Led by Dr. Alan Evans, a professor of neurology, neurosurgery and biomedical engineering at the Neuro, the researchers analyzed more than 7,700 brain images from 1,171 people in various stages of Alzheimer’s progression using a variety of techniques including magnetic resonance imaging (MRI) and positron emission tomography (PET). Blood and cerebrospinal fluid were also analyzed, as well as the subjects’ level of cognition.

Hummingbird vision wired to avoid high-speed collisions

Douglas Altshuler

Douglas Altshuler

Hummingbirds are among nature’s most agile fliers. They can travel faster than 50 kilometres per hour and stop on a dime to navigate through dense vegetation.

Now researchers have discovered that the tiny birds process visual information differently from other animals, perhaps to handle the demands of their extreme aerial acrobatics.
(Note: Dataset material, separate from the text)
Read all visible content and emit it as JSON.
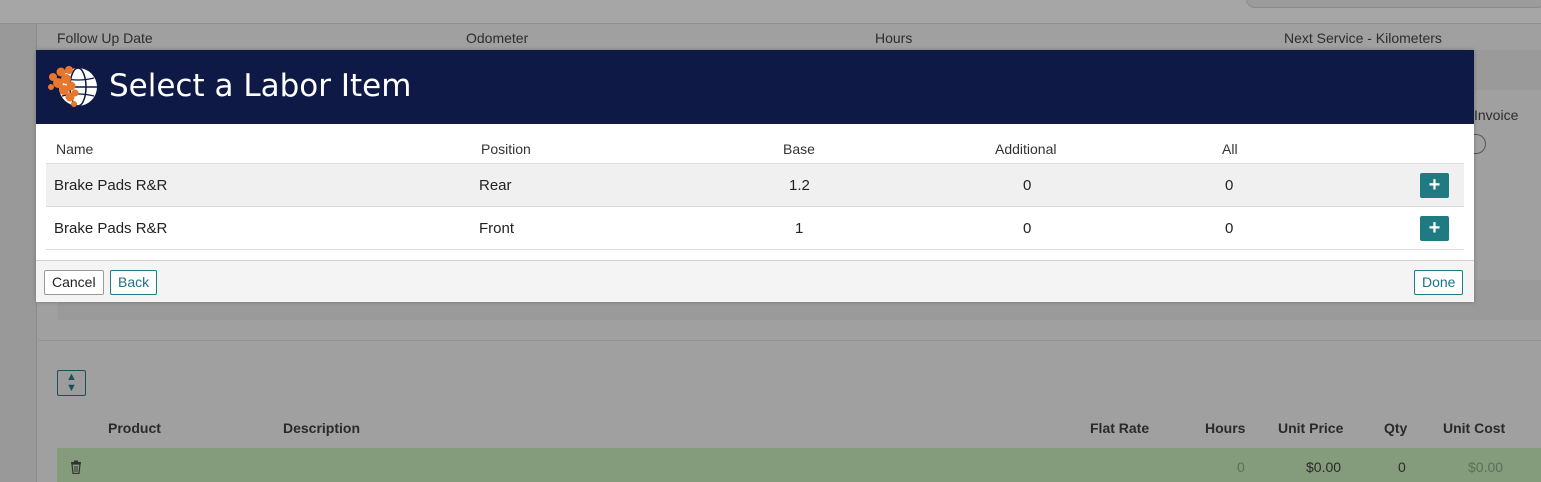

“Birds fly faster than insects and it’s more dangerous if they collide with things,” said Roslyn Dakin, a postdoctoral fellow in the UBC’s department of zoology who led the study. “We wanted to know how they avoid collisions and we found that hummingbirds use their environment differently than insects to steer a precise course.”

Understanding how chemical changes in the brain affect Alzheimer’s disease

Marco Prado

Marco Prado

A new study from Western University is helping to explain why the long-term use of common anticholinergic drugs used to treat conditions like allergies and overactive bladder lead to an increased risk of developing dementia later in life. The findings show that long-term suppression of the neurotransmitter acetylcholine – a target for anticholinergic drugs – results in dementia-like changes in the brain.

Parkinson’s disease may be a key to solving the glioblastoma puzzle: SickKids-led study

Peter Dirks

Peter Dirks

As the most common and aggressive cancerous brain tumour in adults, a glioblastoma diagnosis remains a death sentence due to its  resistance to all currently-available treatments. Research in this area has been slow and steady to date. Now, with promising new findings, a Canadian team of scientists is ushering brain cancer research into a new realm: the field of neurodegenerative medicine and neurochemical signalling.

SickKids scientists show how memories are linked in the brain

Dr. Sheena Josselyn

Dr. Sheena Josselyn

Some memories just seem to go together. Think about an important experience in your life. You may also closely remember another experience that happened around that time too, like exchanging vows at your wedding, and then your friend’s epic dance moves later that same night. Somehow these two memories seem to be linked in your mind.

A new study led by The Hospital for Sick Children (SickKids), looks at this connection between memories and illustrates how certain memories become linked in the brain. The study is published in the July 22 online edition of Science.